She reaches the bottom of the stairs and in her first steps across the dining area, she slams her big toe right into the BAO tractor and wagon set which sets of the "hello little farmer" greeting followed by the tractor roaring to life. The force of the blow has now sent Munchie the Cow, who rides on the wagon, flying across the room and landing on the VTech Tiny Talk Light-Up Phone, which starts flashing red and cheerfully proclaiming "1, 2, 3! Call a friend to play."
All this commotion in the dark freaks out the cat who was asleep in the chair. He goes flying off into the living room where he knocks into the box of legos, tips over the plastic shopping cart and sets off Chuck the Truck. Or as I like to call him, "Chuck the most annoying truck ever." Chuck is fond of saying "I'm Chuck. And I'm a dump truck. You call that heavy? I can take more." Such a mouthy, arrogant truck.
Did Laura get her water? Probably not. She was passed out from shock.
Did I get my Advil? Yes. And I really needed it at that point. Especially after the baby gate incident from earlier that night.
I was bringing a juice cup and a glass of milk to the little guy and Roy. As I stepped over the baby gate, my slipper got caught on the top and fell forwards to the floor. I juice cup went airborne, and leaked (no surprise there), the glass of milk hit the floor and I hit right on top of it with my upper left arm. How I did not get shards of glass embedded in my arm is a total mystery.

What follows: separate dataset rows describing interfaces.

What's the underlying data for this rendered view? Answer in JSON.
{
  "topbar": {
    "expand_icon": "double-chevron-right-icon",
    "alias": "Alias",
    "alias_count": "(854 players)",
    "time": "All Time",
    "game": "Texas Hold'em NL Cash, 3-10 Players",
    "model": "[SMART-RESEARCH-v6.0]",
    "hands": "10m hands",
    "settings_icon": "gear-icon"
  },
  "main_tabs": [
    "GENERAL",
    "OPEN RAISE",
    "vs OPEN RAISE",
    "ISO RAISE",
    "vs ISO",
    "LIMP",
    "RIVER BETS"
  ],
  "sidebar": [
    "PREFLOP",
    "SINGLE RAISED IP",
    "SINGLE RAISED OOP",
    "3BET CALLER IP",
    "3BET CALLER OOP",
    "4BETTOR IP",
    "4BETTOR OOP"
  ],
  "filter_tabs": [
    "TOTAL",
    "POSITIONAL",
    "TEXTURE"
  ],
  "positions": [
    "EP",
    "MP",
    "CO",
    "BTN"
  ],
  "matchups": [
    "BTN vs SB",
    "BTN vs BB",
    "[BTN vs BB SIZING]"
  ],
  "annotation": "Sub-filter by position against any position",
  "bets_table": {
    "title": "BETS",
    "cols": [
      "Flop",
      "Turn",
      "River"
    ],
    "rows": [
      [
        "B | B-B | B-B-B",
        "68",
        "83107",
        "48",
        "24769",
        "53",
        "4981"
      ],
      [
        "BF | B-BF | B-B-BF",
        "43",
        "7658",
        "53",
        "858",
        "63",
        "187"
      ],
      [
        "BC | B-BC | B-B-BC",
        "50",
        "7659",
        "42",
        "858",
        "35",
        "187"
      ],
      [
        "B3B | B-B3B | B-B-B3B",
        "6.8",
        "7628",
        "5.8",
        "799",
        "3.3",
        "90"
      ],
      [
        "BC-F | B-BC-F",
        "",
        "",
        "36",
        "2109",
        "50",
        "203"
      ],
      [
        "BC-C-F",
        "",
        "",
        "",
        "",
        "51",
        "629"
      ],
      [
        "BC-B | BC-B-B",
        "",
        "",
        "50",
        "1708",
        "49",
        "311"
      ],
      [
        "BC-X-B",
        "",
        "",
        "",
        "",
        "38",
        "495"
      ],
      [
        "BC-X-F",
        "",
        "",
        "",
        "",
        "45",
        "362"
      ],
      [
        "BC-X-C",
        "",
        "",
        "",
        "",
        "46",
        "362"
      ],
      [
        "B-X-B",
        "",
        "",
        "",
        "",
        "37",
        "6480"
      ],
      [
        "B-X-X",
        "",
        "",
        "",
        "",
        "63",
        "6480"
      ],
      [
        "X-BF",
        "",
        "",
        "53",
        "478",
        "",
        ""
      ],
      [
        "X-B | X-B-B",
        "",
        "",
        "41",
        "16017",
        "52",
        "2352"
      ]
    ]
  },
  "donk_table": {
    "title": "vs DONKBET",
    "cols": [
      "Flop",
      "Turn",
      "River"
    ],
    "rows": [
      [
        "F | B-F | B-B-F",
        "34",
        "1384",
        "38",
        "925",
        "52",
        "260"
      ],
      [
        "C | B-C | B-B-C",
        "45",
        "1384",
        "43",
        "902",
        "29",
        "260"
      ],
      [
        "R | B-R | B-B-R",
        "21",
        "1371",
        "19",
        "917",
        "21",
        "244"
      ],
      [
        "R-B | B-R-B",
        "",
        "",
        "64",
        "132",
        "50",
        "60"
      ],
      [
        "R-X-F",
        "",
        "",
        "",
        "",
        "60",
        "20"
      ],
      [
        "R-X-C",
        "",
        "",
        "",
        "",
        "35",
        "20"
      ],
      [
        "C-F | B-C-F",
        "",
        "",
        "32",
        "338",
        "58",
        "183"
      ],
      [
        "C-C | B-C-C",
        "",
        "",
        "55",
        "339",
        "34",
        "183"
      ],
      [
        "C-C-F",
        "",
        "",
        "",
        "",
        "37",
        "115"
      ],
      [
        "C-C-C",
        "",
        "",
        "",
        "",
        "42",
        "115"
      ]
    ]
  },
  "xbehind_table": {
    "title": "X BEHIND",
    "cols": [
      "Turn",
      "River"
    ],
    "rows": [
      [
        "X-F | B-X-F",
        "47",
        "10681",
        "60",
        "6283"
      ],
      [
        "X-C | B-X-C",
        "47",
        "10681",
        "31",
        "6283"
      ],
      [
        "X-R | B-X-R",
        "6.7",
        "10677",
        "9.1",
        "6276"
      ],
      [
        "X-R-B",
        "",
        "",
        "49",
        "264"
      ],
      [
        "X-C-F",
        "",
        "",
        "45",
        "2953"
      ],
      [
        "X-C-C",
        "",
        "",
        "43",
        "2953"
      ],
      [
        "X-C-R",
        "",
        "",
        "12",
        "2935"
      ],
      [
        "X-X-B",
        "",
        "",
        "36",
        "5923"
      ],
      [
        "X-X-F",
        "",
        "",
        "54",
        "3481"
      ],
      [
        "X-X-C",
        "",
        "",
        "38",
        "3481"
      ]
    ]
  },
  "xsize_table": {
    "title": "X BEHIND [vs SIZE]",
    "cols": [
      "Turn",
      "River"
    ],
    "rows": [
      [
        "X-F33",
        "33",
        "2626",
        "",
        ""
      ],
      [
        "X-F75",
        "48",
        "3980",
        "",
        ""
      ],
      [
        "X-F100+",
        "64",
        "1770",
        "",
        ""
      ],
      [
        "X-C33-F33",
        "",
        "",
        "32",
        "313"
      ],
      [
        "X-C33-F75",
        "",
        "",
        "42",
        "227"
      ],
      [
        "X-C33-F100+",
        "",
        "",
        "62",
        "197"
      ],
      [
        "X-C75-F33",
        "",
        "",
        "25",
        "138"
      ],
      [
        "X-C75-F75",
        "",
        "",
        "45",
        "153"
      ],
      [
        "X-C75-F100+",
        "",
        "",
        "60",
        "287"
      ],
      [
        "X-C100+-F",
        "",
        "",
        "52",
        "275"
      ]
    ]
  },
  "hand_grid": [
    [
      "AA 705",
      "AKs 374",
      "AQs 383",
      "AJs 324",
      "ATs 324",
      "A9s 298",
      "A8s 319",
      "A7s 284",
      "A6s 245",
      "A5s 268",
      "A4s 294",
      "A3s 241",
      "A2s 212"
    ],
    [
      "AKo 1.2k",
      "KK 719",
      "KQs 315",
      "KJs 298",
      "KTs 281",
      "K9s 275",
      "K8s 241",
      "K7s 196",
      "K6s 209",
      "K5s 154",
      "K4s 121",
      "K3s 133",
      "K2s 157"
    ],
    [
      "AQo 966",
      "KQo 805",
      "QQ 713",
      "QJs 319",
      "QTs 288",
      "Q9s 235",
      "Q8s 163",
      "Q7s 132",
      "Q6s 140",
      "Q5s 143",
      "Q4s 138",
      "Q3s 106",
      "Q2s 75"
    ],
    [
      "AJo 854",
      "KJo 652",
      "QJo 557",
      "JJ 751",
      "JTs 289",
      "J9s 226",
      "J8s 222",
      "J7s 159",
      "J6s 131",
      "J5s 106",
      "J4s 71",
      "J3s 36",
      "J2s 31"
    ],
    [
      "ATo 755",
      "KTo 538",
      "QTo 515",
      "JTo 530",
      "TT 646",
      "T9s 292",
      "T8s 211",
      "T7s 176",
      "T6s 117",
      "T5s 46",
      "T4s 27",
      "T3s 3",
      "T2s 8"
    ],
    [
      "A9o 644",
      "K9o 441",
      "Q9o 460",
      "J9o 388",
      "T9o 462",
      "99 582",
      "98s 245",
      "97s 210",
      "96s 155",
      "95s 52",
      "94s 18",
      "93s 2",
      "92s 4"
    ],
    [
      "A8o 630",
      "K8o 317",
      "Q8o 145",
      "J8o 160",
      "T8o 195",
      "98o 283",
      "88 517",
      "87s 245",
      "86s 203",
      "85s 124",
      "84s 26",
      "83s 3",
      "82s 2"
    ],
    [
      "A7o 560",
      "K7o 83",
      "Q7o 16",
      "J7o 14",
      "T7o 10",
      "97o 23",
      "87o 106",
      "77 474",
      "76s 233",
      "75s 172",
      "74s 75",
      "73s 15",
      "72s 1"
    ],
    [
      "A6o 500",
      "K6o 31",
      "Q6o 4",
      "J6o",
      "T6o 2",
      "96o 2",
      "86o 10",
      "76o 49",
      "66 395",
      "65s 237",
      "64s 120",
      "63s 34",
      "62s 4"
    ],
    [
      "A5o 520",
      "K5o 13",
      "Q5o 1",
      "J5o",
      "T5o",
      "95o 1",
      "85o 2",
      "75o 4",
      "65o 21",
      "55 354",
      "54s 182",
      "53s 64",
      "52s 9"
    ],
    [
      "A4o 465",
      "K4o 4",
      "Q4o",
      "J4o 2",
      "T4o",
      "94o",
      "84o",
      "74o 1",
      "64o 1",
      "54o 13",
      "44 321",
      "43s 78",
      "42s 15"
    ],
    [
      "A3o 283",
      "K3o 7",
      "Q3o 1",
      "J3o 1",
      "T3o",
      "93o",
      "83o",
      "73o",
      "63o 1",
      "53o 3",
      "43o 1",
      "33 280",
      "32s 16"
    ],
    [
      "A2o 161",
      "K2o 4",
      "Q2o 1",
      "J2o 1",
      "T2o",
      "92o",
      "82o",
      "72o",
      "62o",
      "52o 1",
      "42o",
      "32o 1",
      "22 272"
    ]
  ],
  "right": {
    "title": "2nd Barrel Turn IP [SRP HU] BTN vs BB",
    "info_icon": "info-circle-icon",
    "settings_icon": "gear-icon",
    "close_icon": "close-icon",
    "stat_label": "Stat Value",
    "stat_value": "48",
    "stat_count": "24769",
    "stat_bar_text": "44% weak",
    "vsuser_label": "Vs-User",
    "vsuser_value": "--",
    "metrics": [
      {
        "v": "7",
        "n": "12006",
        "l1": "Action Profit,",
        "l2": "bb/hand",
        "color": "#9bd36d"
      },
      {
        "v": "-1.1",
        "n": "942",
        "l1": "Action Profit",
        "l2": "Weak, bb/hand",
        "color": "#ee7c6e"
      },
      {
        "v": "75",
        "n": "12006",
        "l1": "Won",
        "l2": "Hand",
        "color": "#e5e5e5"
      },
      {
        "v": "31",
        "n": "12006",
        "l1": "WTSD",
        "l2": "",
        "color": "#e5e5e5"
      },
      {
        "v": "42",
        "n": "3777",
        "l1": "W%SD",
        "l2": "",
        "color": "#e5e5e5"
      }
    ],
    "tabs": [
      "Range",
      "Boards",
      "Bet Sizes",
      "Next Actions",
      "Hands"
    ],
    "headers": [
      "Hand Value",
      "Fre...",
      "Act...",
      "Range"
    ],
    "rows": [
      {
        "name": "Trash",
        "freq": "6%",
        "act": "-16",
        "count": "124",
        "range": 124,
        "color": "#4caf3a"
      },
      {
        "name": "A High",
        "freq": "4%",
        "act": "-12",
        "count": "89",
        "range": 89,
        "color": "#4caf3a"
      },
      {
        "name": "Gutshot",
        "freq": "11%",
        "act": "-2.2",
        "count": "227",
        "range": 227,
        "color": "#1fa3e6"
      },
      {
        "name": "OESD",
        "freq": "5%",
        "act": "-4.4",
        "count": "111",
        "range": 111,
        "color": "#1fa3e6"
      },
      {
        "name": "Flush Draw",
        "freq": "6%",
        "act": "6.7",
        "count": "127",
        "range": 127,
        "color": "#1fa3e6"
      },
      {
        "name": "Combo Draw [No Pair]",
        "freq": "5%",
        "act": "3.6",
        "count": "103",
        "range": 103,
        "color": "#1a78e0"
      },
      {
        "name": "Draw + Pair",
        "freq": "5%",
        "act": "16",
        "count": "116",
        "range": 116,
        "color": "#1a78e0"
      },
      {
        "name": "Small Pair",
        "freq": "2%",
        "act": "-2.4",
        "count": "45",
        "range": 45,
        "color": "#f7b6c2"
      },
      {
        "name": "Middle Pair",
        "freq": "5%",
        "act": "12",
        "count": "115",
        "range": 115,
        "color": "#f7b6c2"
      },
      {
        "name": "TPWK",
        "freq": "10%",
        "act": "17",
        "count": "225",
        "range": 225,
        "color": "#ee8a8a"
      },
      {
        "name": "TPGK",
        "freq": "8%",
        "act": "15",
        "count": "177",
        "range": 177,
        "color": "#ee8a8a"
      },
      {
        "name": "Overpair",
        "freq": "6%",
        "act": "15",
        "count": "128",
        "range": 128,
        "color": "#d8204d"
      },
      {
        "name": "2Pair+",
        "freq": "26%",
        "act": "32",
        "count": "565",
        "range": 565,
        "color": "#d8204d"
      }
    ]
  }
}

I must have landed on it just right. I did manage to smack just about every other part of myself on something however. My face went right into the plastic toy lawnmower and I have tons of bruises on my legs from the gate. But the baby gate stayed in place, which goes to show that some baby stuff is made right. Sturdy little bit of plastic there.
Mu quest of the idyllic homestead is slowly fading into a haze of cracker crumbs and, as with everything else here, I have to find the balance. I can can all the peaches I want but I will still have to find the occasional matchbox car in the potty. It is hard to look around my house and see all this mess - the toys, the food, the unfinished projects, and we have been trying to limit the clutter and toys. But, like I said, it multiplies like a shed full of Easter bunnies.
So, like in the garden, I will streamline my approach here too. I can homestead all I want. I can sew and knit and garden and can and use my drying racks. I can save energy and turn off the tv and tend to my chickens. I can do everything I can to make this modern homesteading work for me, even if it means letting Munchie the Cow stay.
I'll bet that Laura did her fair share of cleaning up and stepping on all those wooden toys and blocks. Her cleaning of messes focused less on goldfish and more on poop-filled cloth diapers.
One positive note - I have seriously been considering the use of baby gates as supports for my tomato plants. Those things are sturdy!
*Feb 8, 2011